If there's one thing you should know to be true, it's that letters from dead people are rarely a good sign. Shortly after your mother's death, you discover a letter from your father in her mailbox, even though she told you he died long ago along with your brother. I'm not saying you shouldn't care about your family, just that maybe having a magical glowing scar you don't remember getting and some stringy-haired Samara wannabe show up in your backseat might be evidence that you're in over your head beyond a deadbeat dad. In Mad Head Games' hidden-object adventure Rite of Passage: Hide and Seek, no ominous omens or freaky foreshadowing will stop you from returning to Greystone, the town you barely remember growing up in, where your brother and many other children were "taken by the fog" over twenty years ago. As you search the town for clues to the disappearances, you'll discover powers you never knew you had, and even change the outcome of the story based on how you interact with people... ish. A gorgeous game with an intriguing story and a few twists that liven up familiar mechanics, Rite of Passage: Hide and Seek mixes chills with fairytale fantasy for a compelling and entertaining game that will make the time fly like few others.
ERS Game Studios' hidden-object adventure game Shadow Wolf Mysteries: Under the Crimson Moon tries to strike a balance between the modern werewolf (smouldering, tragic) and the classic (MY FACE MY FACE IT'S EATING MY FACE!). You've been called to a remote village that's been suffering from a slew of wolf attacks by a woman who believes she was bitten by a werewolf, though her brother insists it's just hysteria brought on by the death of her husband. You'd think he'd be a bit more open to the concept what with the slavering monstrosity you see capering on the rooftops the moment you arrive, and the fact that everyone suspects another young woman, who survived a wolf attack as a young girl, of being behind a slew of grisly murders. Everyone is paranoid and pointing the finger at everyone else, but it's clear something is going on here. You've begun having strange, menacing visions ever since you arrived, and that bloody moon in the sky is seriously creepy.

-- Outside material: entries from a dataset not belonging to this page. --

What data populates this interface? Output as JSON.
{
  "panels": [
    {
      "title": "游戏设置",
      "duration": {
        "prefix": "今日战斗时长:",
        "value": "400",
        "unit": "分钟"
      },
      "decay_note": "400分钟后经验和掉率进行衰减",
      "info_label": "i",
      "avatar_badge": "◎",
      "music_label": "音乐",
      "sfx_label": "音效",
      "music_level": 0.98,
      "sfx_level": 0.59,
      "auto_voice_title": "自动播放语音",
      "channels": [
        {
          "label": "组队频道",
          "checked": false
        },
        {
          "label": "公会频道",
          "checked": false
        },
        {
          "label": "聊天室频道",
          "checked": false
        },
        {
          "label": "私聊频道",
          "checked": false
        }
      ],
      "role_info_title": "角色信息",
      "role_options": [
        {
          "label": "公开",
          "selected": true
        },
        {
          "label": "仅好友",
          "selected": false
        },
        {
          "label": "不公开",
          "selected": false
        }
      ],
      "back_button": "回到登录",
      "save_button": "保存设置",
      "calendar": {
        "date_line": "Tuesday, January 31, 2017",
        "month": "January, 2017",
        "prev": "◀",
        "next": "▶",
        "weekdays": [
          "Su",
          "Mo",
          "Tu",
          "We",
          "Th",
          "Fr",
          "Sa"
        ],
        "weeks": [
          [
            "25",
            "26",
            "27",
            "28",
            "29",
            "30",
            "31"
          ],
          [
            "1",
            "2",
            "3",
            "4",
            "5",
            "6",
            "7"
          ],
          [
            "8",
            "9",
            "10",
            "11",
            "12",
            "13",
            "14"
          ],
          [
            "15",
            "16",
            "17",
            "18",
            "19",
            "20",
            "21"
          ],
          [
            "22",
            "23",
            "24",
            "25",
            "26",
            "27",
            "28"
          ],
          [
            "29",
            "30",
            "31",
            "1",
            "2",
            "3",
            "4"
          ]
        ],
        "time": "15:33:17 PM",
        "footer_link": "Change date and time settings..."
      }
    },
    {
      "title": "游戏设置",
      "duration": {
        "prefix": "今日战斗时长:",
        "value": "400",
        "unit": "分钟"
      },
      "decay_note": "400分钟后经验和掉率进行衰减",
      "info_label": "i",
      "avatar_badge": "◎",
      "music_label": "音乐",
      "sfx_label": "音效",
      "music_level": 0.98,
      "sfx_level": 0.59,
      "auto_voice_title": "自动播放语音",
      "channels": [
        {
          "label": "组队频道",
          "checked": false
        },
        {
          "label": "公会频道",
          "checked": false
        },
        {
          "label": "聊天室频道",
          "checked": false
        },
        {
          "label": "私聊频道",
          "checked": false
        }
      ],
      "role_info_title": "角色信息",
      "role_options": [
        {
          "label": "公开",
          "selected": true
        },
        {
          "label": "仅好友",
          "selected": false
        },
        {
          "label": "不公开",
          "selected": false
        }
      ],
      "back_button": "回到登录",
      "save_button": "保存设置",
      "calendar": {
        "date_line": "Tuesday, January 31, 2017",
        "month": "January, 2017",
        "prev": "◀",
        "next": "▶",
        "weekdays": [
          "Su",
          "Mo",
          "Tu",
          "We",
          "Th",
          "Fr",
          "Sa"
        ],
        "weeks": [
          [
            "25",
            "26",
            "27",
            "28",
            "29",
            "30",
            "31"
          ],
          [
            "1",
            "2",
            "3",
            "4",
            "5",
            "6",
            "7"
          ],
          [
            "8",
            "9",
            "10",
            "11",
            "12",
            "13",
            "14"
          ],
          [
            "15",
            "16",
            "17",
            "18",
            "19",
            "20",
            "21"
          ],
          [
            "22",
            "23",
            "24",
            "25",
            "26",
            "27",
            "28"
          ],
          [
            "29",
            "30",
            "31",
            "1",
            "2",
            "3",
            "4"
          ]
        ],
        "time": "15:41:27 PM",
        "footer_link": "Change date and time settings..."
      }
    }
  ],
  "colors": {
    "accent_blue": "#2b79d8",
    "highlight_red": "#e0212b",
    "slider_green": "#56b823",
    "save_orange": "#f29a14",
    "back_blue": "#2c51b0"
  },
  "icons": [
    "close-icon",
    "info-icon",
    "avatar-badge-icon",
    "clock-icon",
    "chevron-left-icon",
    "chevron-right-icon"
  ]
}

To find the truth you'll have to go on a beautifully presented and surprisingly intriguing adventure filled with plot twists galore, and the ability to stare at people and find their every flaw as a gameplay mechanic. Yeah! Take that crippling social anxiety, it's my turn now!